The Night Tourist

Katherine Marsh
Jack Perdu, a shy, ninth grade classics prodigy lives with father on the Yale University campus. But when Jack suffers a near fatal accident, his life is forever changed. His father sends him to a mysterious doctor in New York City--a place Jack hasn't been since his mother died there eight years ago. While in the city, Jack meets Euri, a young girl who offers to show him the secrets of Grand Central Station. Here, Jack discovers New York's Underworld, a place where those who died in the city reside until they are ready to move on. This, Jack believes, is a chance to see his mother again. But as secrets about Euri's past are revealed, so are the true reasons for Jack's visit to the Underworld.

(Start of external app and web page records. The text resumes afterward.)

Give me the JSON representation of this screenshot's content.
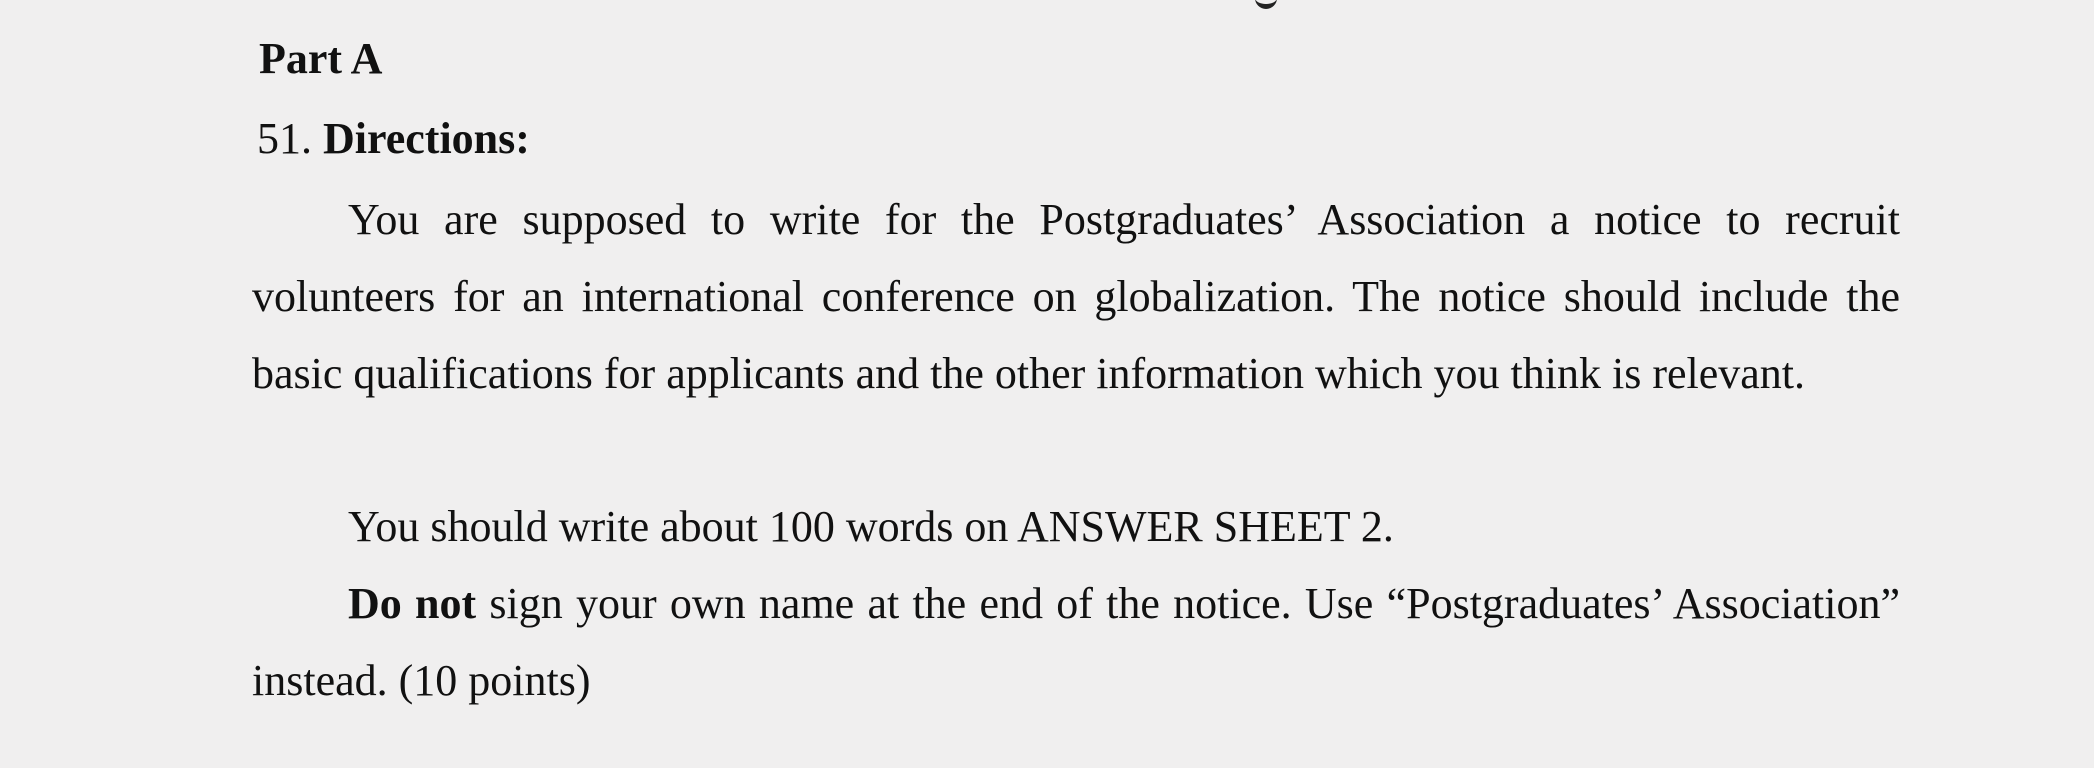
{
  "document": {
    "part_heading": "Part A",
    "question_number": "51.",
    "directions_label": "Directions:",
    "paragraph_1": "You are supposed to write for the Postgraduates’ Association a notice to recruit volunteers for an international conference on globalization. The notice should include the basic qualifications for applicants and the other information which you think is relevant.",
    "paragraph_2": "You should write about 100 words on ANSWER SHEET 2.",
    "paragraph_3_emphasis": "Do not",
    "paragraph_3_rest": " sign your own name at the end of the notice. Use “Postgraduates’ Association” instead. (10 points)"
  }
}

The hallmark of an excellent mythology is the ability to be retold in various ways. The stories from classic Greek mythology endure because of their timeless characters and themes. With The Night Tourist,author Katherine Marsh tells a tale inspired by the Greek myth of Orpheus and Eurydice. While Orpheus traveled to the underworld to rescue his beloved Eurydice, Marsh's main character Jack journeys into the spirit underworld of New York City to find his deceased mother. He meets a young ghost named Euri who acts as his guide while trying to avoid being caught by the underworld authorities and their dog Cerberus. Youths looking for a supernatural tale will find much to offer with this novel. There are naturally many references and parallels to the Orpheus legend but readers will also learn about some of New York City's famous locations, history, geography, and people. Marsh clearly has a love for the city. Young readers do not need to already be aware of the Orpheus myth as the characters do bring up the story and how their situation mirrors it. I was surprised that the ending followed through on the myth from which it was based but the characters still manage to mostly find a happy state of mind in the end. Readers who enjoy this story might also want to check out the sequel entitled The Twilight Prisoner.
Review by Joe